## WHAT NEEDS TO BE DONE
The listing below is to be output in its exact form.

## PROVIDED DATA
Content starts

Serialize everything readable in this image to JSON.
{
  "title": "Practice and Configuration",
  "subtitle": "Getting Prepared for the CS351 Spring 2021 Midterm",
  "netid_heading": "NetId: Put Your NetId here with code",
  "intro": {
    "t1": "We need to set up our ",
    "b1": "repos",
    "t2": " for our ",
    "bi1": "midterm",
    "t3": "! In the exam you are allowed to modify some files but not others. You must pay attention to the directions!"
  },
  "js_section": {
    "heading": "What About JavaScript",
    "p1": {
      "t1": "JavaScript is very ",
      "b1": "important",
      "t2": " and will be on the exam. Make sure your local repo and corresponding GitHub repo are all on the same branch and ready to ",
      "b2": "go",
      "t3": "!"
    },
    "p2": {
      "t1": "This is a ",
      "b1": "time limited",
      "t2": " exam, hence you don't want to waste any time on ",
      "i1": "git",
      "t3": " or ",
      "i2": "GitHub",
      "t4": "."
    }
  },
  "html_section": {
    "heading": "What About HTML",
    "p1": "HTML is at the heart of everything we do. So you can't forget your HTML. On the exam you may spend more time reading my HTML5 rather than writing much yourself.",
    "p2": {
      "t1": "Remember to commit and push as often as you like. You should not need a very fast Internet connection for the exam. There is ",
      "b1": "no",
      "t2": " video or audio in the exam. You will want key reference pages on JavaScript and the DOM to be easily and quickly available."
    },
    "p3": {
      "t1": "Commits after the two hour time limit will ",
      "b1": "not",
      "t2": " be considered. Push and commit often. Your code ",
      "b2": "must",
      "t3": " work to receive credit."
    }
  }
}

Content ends

## ANSWER SPACE
Serialize everything readable in this image to JSON.
{
  "title": "Practice and Configuration",
  "subtitle": "Getting Prepared for the CS351 Spring 2021 Midterm",
  "netid_heading": "NetId: Put Your NetId here with code",
  "intro": {
    "t1": "We need to set up our ",
    "b1": "repos",
    "t2": " for our ",
    "bi1": "midterm",
    "t3": "! In the exam you are allowed to modify some files but not others. You must pay attention to the directions!"
  },
  "js_section": {
    "heading": "What About JavaScript",
    "p1": {
      "t1": "JavaScript is very ",
      "b1": "important",
      "t2": " and will be on the exam. Make sure your local repo and corresponding GitHub repo are all on the same branch and ready to ",
      "b2": "go",
      "t3": "!"
    },
    "p2": {
      "t1": "This is a ",
      "b1": "time limited",
      "t2": " exam, hence you don't want to waste any time on ",
      "i1": "git",
      "t3": " or ",
      "i2": "GitHub",
      "t4": "."
    }
  },
  "html_section": {
    "heading": "What About HTML",
    "p1": "HTML is at the heart of everything we do. So you can't forget your HTML. On the exam you may spend more time reading my HTML5 rather than writing much yourself.",
    "p2": {
      "t1": "Remember to commit and push as often as you like. You should not need a very fast Internet connection for the exam. There is ",
      "b1": "no",
      "t2": " video or audio in the exam. You will want key reference pages on JavaScript and the DOM to be easily and quickly available."
    },
    "p3": {
      "t1": "Commits after the two hour time limit will ",
      "b1": "not",
      "t2": " be considered. Push and commit often. Your code ",
      "b2": "must",
      "t3": " work to receive credit."
    }
  }
}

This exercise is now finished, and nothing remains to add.